What you should do —
Retype the listing found below exactly, but leave out each picture.

***

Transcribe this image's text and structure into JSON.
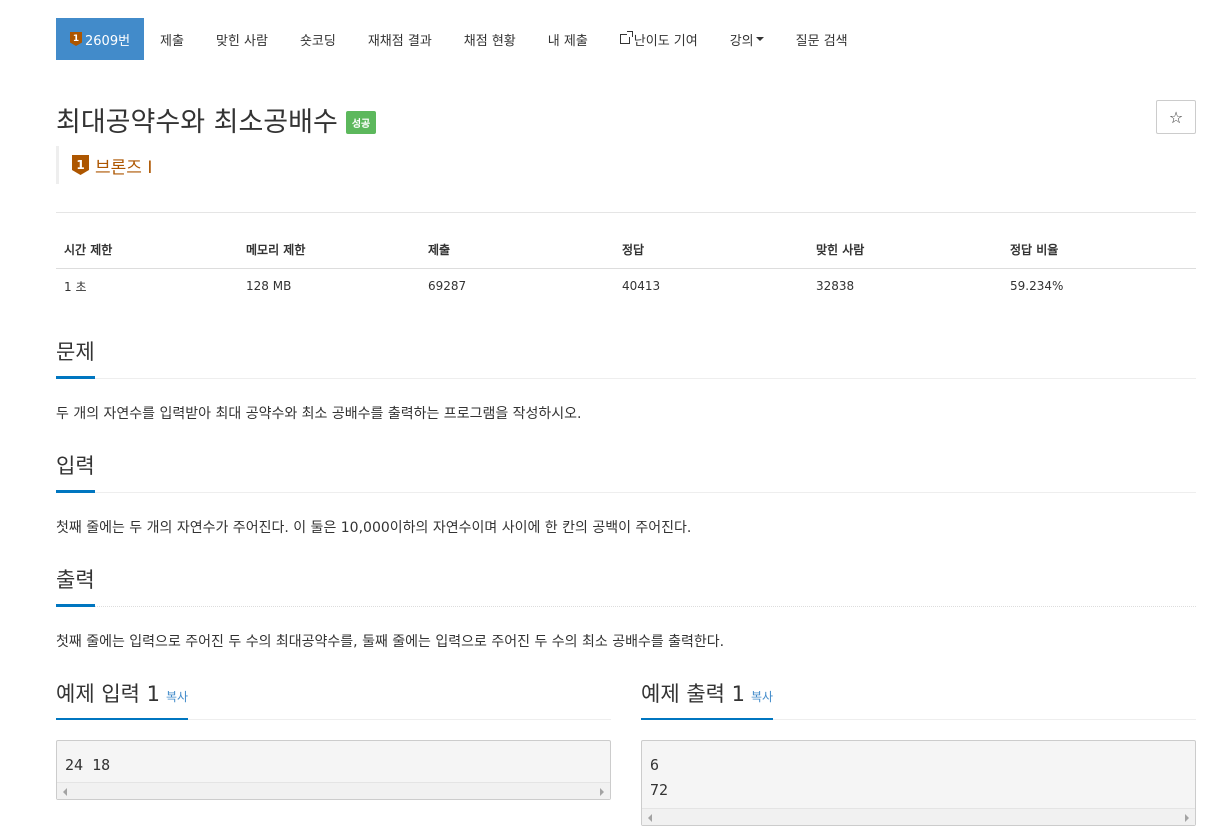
{
  "nav": {
    "problem_tier_icon": "1",
    "problem_number": "2609번",
    "tabs": [
      "제출",
      "맞힌 사람",
      "숏코딩",
      "재채점 결과",
      "채점 현황",
      "내 제출",
      "난이도 기여",
      "강의",
      "질문 검색"
    ]
  },
  "title": "최대공약수와 최소공배수",
  "result_badge": "성공",
  "star_icon": "☆",
  "tier": {
    "icon": "1",
    "label": "브론즈 I",
    "color": "#ad5600"
  },
  "info": {
    "headers": [
      "시간 제한",
      "메모리 제한",
      "제출",
      "정답",
      "맞힌 사람",
      "정답 비율"
    ],
    "values": [
      "1 초",
      "128 MB",
      "69287",
      "40413",
      "32838",
      "59.234%"
    ]
  },
  "sections": {
    "problem": {
      "title": "문제",
      "text": "두 개의 자연수를 입력받아 최대 공약수와 최소 공배수를 출력하는 프로그램을 작성하시오."
    },
    "input": {
      "title": "입력",
      "text": "첫째 줄에는 두 개의 자연수가 주어진다. 이 둘은 10,000이하의 자연수이며 사이에 한 칸의 공백이 주어진다."
    },
    "output": {
      "title": "출력",
      "text": "첫째 줄에는 입력으로 주어진 두 수의 최대공약수를, 둘째 줄에는 입력으로 주어진 두 수의 최소 공배수를 출력한다."
    }
  },
  "samples": {
    "input": {
      "title": "예제 입력 1",
      "copy": "복사",
      "lines": [
        "24 18"
      ]
    },
    "output": {
      "title": "예제 출력 1",
      "copy": "복사",
      "lines": [
        "6",
        "72"
      ]
    }
  },
  "colors": {
    "active_tab": "#428bca",
    "success": "#5cb85c",
    "bronze": "#ad5600",
    "accent": "#0076c0"
  }
}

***

Your solution —
Transcribe this image's text and structure into JSON.
{
  "nav": {
    "problem_tier_icon": "1",
    "problem_number": "2609번",
    "tabs": [
      "제출",
      "맞힌 사람",
      "숏코딩",
      "재채점 결과",
      "채점 현황",
      "내 제출",
      "난이도 기여",
      "강의",
      "질문 검색"
    ]
  },
  "title": "최대공약수와 최소공배수",
  "result_badge": "성공",
  "star_icon": "☆",
  "tier": {
    "icon": "1",
    "label": "브론즈 I",
    "color": "#ad5600"
  },
  "info": {
    "headers": [
      "시간 제한",
      "메모리 제한",
      "제출",
      "정답",
      "맞힌 사람",
      "정답 비율"
    ],
    "values": [
      "1 초",
      "128 MB",
      "69287",
      "40413",
      "32838",
      "59.234%"
    ]
  },
  "sections": {
    "problem": {
      "title": "문제",
      "text": "두 개의 자연수를 입력받아 최대 공약수와 최소 공배수를 출력하는 프로그램을 작성하시오."
    },
    "input": {
      "title": "입력",
      "text": "첫째 줄에는 두 개의 자연수가 주어진다. 이 둘은 10,000이하의 자연수이며 사이에 한 칸의 공백이 주어진다."
    },
    "output": {
      "title": "출력",
      "text": "첫째 줄에는 입력으로 주어진 두 수의 최대공약수를, 둘째 줄에는 입력으로 주어진 두 수의 최소 공배수를 출력한다."
    }
  },
  "samples": {
    "input": {
      "title": "예제 입력 1",
      "copy": "복사",
      "lines": [
        "24 18"
      ]
    },
    "output": {
      "title": "예제 출력 1",
      "copy": "복사",
      "lines": [
        "6",
        "72"
      ]
    }
  },
  "colors": {
    "active_tab": "#428bca",
    "success": "#5cb85c",
    "bronze": "#ad5600",
    "accent": "#0076c0"
  }
}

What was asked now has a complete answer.